A few days ago, I took the train into downtown Oakland to meet a friend for coffee. Usually, I’m running just on time or, too often, five minutes late. On this particular day, I happened to arrive 45 minutes early.
Having arrived, my natural disposition was to find the nearest coffee shop, plug in my computer and get some work done. However, on this beautiful Bay Area afternoon, I felt like what I needed most was to simply stand still for a while.
Here’s what happened…
As I was finishing up a sausage from Top Dog, I was spotted by one of the most emaciated, beautiful little Asian men I have ever seen. When he started to walk toward me, I thought to myself, “Of course! He comes to the only person standing still in the entire area.” As he continued to stumble toward me, I heard what I had just thought and took a look around. I was, indeed, the only person out of the hundreds within eye-shot that was standing still.
Decision time, do I avert eye contact so that I can stand still somewhere else or do I continue to stand still and let what will happen, happen?
I stood still.
He was just taller than my belly button, covered in soiled clothes, and wearing a whispy beard. I read both desperation and relief in his eyes as he gathered the courage to speak to the only person who wasn’t walking away from him.
“I’m hungry,” he wheezed with what I thought to be the last ounce of energy available in his 90 pound body.
I paused, waiting for him to ask for money but the question never came. The silence of the brief moments that followed impressed on me the privilege I had to do something about his hunger.
“What are you hungry for?” I asked.
“How about something from over there?” he responded, nodding beyond me to a soup and salad bar.
“Let’s go.” I said, gesturing with my head and neck in much the same way.
In we walked, a healthy 6’1” young man and his…what was he? Was he my friend, a stranger…? It seemed that everyone in the restaurant was asking the same question: “What is he?” What’s more, I read the staff of the restaurant wondering, “Who is he with?” and “He’d better not steal anything from us!”
I just stood by him, fascinated by what he did…
Rather than taking the biggest “to-go” container that he could, he reached out his crooked little hands and took the smallest one available. Then, meticulously, he selected the tiniest portions of what, I’m sure, were his favorite delicacies: watermelon, strawberries, pasta salad, avocado, cucumber…
Satisfied with his selections, he closed the clear, plastic box up and looked into my eyes. I saw gratitude and hope. He didn’t say anything…he just stood by me waiting for me to make the next move.
“Something to drink?” I asked knowing that he had missed the four massive refrigerators boasting a broad selection of flavored beverages.
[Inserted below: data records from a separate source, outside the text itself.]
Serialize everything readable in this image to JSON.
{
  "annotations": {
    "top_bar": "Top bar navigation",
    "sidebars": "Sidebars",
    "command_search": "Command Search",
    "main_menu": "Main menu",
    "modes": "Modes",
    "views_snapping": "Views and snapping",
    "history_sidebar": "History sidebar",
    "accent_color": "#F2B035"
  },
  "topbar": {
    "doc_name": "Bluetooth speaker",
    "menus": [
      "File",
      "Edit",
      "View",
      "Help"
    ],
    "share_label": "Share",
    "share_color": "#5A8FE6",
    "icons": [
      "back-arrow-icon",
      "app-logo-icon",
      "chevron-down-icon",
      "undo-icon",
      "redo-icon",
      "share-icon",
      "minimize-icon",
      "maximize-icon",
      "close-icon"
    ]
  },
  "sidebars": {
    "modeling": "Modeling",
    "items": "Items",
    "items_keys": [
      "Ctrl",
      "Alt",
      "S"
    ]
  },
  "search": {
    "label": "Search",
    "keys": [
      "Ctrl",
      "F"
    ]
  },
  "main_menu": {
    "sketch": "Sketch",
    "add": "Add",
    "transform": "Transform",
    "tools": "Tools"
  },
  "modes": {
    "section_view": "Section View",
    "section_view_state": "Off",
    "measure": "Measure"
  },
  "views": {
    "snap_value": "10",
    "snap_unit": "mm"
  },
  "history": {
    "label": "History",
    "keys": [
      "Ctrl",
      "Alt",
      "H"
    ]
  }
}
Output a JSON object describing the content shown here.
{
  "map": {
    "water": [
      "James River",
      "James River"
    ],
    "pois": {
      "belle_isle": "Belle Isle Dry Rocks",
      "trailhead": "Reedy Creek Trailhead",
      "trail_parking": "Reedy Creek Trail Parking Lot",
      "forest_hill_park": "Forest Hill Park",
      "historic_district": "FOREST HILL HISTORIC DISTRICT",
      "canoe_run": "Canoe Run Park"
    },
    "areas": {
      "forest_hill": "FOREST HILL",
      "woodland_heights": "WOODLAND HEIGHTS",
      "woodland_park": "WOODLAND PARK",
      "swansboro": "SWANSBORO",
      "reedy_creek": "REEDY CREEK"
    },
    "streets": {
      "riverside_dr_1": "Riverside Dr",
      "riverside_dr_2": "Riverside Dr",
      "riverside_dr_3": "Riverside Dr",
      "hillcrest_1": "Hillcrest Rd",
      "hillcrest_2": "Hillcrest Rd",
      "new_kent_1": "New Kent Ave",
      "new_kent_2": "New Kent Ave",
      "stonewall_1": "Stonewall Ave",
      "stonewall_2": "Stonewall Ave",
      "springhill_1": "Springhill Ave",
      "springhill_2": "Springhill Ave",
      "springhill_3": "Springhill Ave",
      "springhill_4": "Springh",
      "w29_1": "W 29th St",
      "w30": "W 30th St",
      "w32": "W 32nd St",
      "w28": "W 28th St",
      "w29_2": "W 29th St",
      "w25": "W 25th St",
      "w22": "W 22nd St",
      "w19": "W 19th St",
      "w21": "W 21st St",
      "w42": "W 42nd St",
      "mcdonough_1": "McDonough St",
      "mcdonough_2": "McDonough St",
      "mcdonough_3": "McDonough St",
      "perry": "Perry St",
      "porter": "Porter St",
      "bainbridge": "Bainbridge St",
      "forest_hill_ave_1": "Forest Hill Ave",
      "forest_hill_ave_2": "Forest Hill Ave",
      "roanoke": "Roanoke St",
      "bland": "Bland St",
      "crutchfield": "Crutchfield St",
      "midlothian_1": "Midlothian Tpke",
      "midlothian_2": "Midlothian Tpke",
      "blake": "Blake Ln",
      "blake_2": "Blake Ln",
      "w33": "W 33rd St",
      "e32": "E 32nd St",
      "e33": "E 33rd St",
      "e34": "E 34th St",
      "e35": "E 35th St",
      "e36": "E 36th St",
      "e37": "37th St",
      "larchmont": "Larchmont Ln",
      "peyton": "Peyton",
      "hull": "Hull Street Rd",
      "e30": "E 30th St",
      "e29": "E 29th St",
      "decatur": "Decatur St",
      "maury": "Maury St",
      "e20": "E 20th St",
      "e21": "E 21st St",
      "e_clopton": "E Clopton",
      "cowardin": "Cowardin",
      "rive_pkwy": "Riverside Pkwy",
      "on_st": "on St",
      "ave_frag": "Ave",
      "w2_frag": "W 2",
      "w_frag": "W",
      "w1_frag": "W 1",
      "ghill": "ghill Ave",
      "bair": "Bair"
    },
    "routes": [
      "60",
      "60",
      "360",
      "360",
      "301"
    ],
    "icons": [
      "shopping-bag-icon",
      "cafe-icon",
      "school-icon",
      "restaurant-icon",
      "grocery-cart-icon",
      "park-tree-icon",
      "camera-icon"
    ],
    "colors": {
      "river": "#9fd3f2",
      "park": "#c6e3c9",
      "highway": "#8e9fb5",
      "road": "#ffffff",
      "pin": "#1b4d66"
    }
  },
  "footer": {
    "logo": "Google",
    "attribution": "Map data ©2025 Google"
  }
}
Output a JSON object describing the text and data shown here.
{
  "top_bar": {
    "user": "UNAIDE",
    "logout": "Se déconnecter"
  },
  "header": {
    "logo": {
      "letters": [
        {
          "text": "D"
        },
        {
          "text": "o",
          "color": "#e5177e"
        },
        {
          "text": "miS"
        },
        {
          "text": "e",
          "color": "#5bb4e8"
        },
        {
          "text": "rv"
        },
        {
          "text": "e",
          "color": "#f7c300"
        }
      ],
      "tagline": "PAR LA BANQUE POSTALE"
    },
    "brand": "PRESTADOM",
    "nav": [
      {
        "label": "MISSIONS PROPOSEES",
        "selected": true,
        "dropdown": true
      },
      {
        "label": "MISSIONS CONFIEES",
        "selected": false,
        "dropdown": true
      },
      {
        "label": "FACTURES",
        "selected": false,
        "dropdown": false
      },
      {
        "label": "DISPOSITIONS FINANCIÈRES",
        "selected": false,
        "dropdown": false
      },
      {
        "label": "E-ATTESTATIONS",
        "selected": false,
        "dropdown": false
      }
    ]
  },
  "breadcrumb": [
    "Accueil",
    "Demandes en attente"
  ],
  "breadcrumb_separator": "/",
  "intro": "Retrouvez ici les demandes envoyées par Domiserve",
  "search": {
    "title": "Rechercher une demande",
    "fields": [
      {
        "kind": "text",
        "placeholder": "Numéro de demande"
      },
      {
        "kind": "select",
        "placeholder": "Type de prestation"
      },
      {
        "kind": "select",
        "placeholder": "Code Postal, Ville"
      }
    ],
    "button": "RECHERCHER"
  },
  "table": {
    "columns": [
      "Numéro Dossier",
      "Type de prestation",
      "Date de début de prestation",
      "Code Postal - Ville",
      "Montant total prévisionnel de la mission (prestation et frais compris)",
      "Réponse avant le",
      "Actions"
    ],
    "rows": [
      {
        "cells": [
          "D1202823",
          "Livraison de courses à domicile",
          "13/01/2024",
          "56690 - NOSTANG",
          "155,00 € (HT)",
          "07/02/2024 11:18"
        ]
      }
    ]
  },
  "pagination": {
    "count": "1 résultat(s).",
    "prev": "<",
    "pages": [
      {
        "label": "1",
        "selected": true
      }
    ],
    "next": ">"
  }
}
Slowly, he walked over and was instantly dwarfed by coolers. He seemed a bit overwhelmed. Perhaps that was due to the burden of choice or perhaps it was because he had a choice…
He chose an orange one and cautiously returned to my side. Together, we approached the cashier who I had noticed as being most suspicious of the goings-on.
“We’ll settle up!” I said, pulling my wallet from my back pocket.
“Is this all?” she asked, no doubt with a series of questions running through her mind.
“This is all.” I returned as I gazed at the tiny meal in the weathered hands of a friend I may never see again.
“$4.50.” she said after a longer than normal pause. I knew she had given us a deal.
I handed over my Visa to pay the tab, signed the receipt, and handed it back to the cashier. A new softness replaced the suspicion that had previously permeated our interaction. “Thank you.” she said, not so much thanking us for our business but, seemingly, for something much more.
“Thank you.” I responded, moved by what was happening in that moment.
“Thank you.” said this dear little man to no one in particular. In those two meaning-saturated words, I felt that, in humility, he was expressing his gratitude to someone or something far beyond those who were standing in line.
He walked for the door and I followed, longing to learn more but knowing that our time together had come to an end. He held the door for me, and I walked through expecting to turn around and see him shuffling away. Instead, I saw him standing by the door with his head cocked ever so slightly in one direction and looking at me. The gentlest smile cracked his face as he nodded one time, turned, and walked away.
As I watched him merge into the sea of human motion, I glanced up at the clock tower. That whole encounter had taken twelve minutes…I had 33 minutes left…
…so I stood still.